Just look at the way the Quebec election in the midst of the 2012 student protests played out.
Fenton observes that British Columbians of our generation — the same young people who have been watching their Québécois peers literally fight for affordable education, who have BAs and no careers, and who care about ethical environmental sustainability in a way that was unheard-of last generation — are paying close attention this election.
In fact, I’d argue that young people are far more likely to know what Premier Christy Clark knows: that this is an important election.
Several weeks ago, I ribbed Clark for saying that British Columbians are facing “the most important election in modern history.”
But assuming that she meant what she said and wasn’t merely engaging in politically motivated hyperbole, it’s not impossible to see where’s she’s coming from.

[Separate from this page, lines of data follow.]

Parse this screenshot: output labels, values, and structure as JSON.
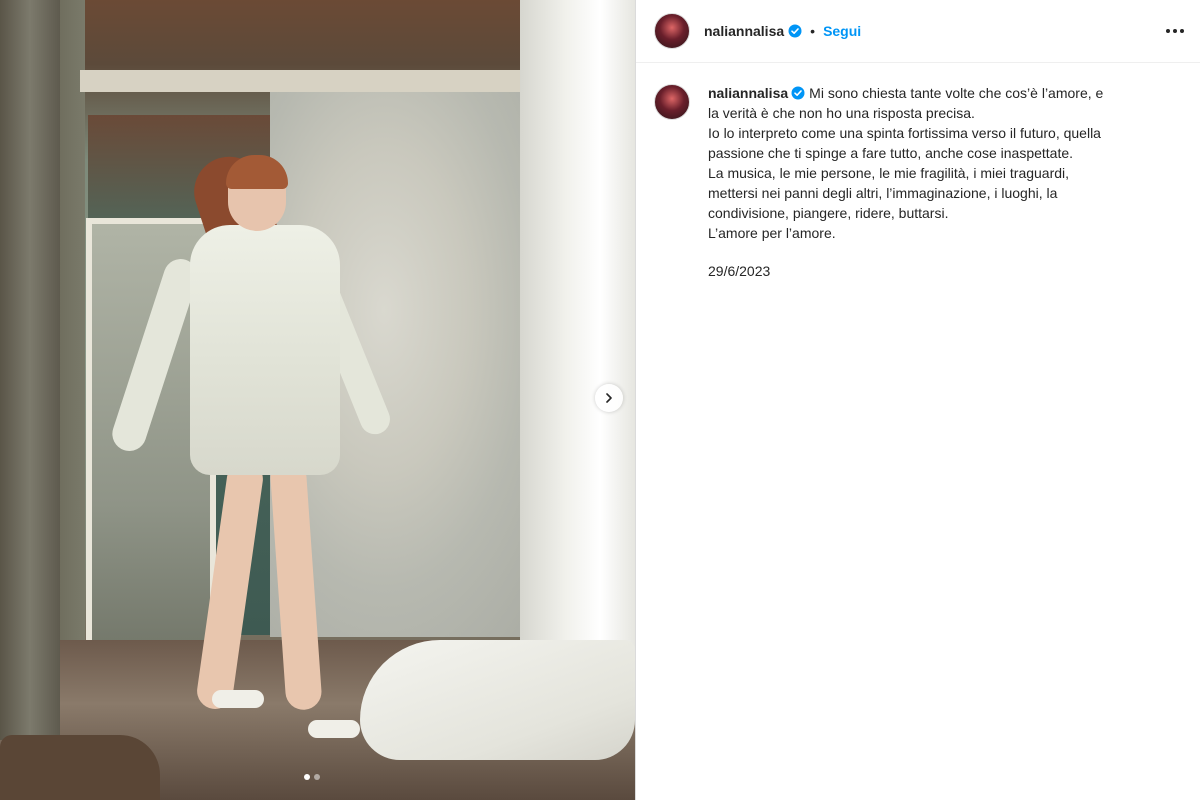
{
  "post": {
    "username": "naliannalisa",
    "follow_label": "Segui",
    "separator": "•",
    "caption_lines": [
      "Mi sono chiesta tante volte che cos’è l’amore, e la verità è che non ho una risposta precisa.",
      "Io lo interpreto come una spinta fortissima verso il futuro, quella passione che ti spinge a fare tutto, anche cose inaspettate.",
      "La musica, le mie persone, le mie fragilità, i miei traguardi, mettersi nei panni degli altri, l’immaginazione, i luoghi, la condivisione, piangere, ridere, buttarsi.",
      "L’amore per l’amore."
    ],
    "date": "29/6/2023"
  },
  "carousel": {
    "total": 2,
    "current": 1
  },
  "colors": {
    "accent": "#0095f6",
    "verified": "#0095f6",
    "text": "#262626"
  },
  "icons": {
    "verified": "verified-badge-icon",
    "more": "more-options-icon",
    "next": "chevron-right-icon"
  }
}
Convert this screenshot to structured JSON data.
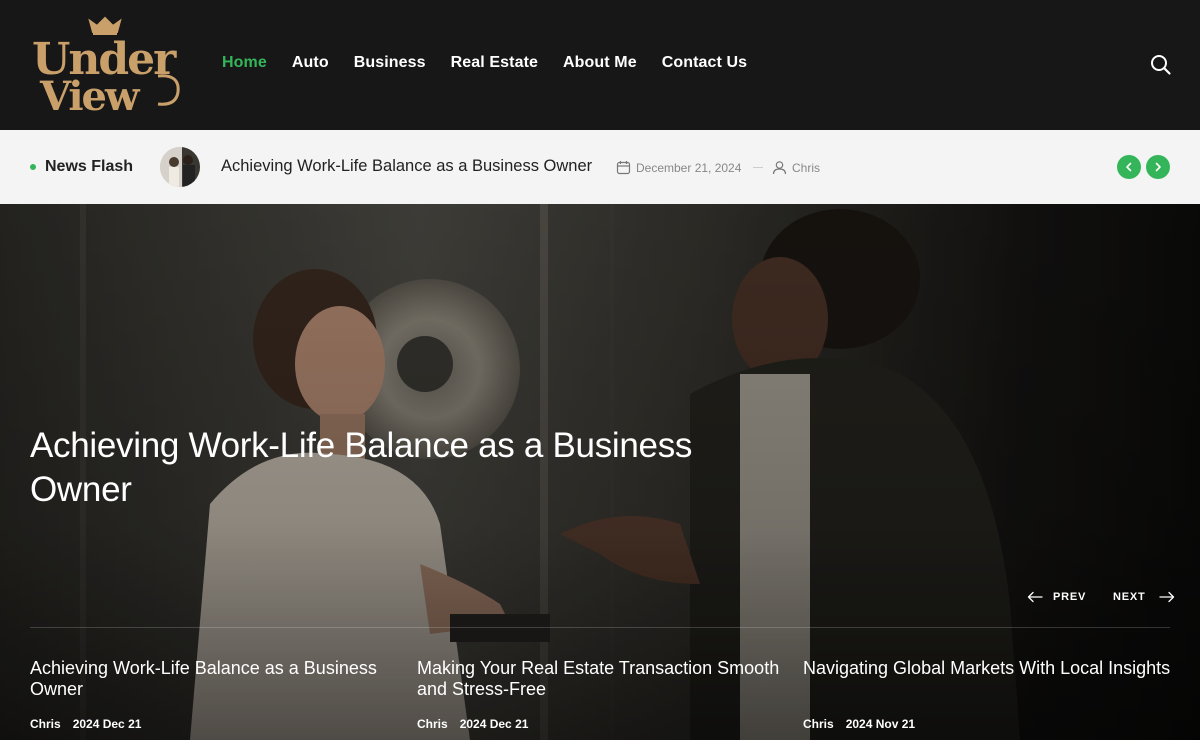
{
  "brand": {
    "logo_line1": "Under",
    "logo_line2": "View"
  },
  "nav": {
    "items": [
      {
        "label": "Home",
        "active": true
      },
      {
        "label": "Auto"
      },
      {
        "label": "Business"
      },
      {
        "label": "Real Estate"
      },
      {
        "label": "About Me"
      },
      {
        "label": "Contact Us"
      }
    ]
  },
  "flash": {
    "label": "News Flash",
    "title": "Achieving Work-Life Balance as a Business Owner",
    "date": "December 21, 2024",
    "author": "Chris"
  },
  "hero": {
    "title": "Achieving Work-Life Balance as a Business Owner",
    "prev_label": "PREV",
    "next_label": "NEXT"
  },
  "cards": [
    {
      "title": "Achieving Work-Life Balance as a Business Owner",
      "author": "Chris",
      "date": "2024 Dec 21"
    },
    {
      "title": "Making Your Real Estate Transaction Smooth and Stress-Free",
      "author": "Chris",
      "date": "2024 Dec 21"
    },
    {
      "title": "Navigating Global Markets With Local Insights",
      "author": "Chris",
      "date": "2024 Nov 21"
    }
  ],
  "colors": {
    "accent": "#35b55a",
    "header_bg": "#171717",
    "flash_bg": "#f4f4f4",
    "logo_gold": "#c9a06a"
  }
}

This election will determine the direction that B.C. takes on homelessness, the teaching crisis and degradation of our salmon populations, to name a few key issues. To make things even more interesting, our two leading parties have vastly different policies and histories when it comes to the two most important issues facing British Columbians: The economy and the environment.
Clark’s right about one thing: We’re facing a stark choice.
This one’s going to be a game-changer. Even the people who have grown frustrated with the exhausting, ingrained systems of self-promotion in B.C. politics can recognize that this election matters. (You always know things are going to get interesting when the attack ads come out, at any rate.)
So will more than half of British Columbians go to the polls on Tuesday?
My prediction is no.
But if young people are engaged and political (our services have been cut, our debt has increased, and we’re committing sociology left and right — you’d better believe we’re political), then who isn’t voting?
The answer, I think, is all of us. Non-voters aren’t restricted to any one demographic. Feelings of alienation and frustration with our electoral system run deep across all of B.C.; how else do you explain these numbers? When almost half of our population isn’t voting, something’s very wrong, and it’s not a problem that will be solved through this latest struggle of power between the B.C. Liberals and the New Democratic Party.
Voting is only the first step, and we shouldn’t let this issue fade into memory once the election has passed.
In the meantime, I’ll see you at the polls.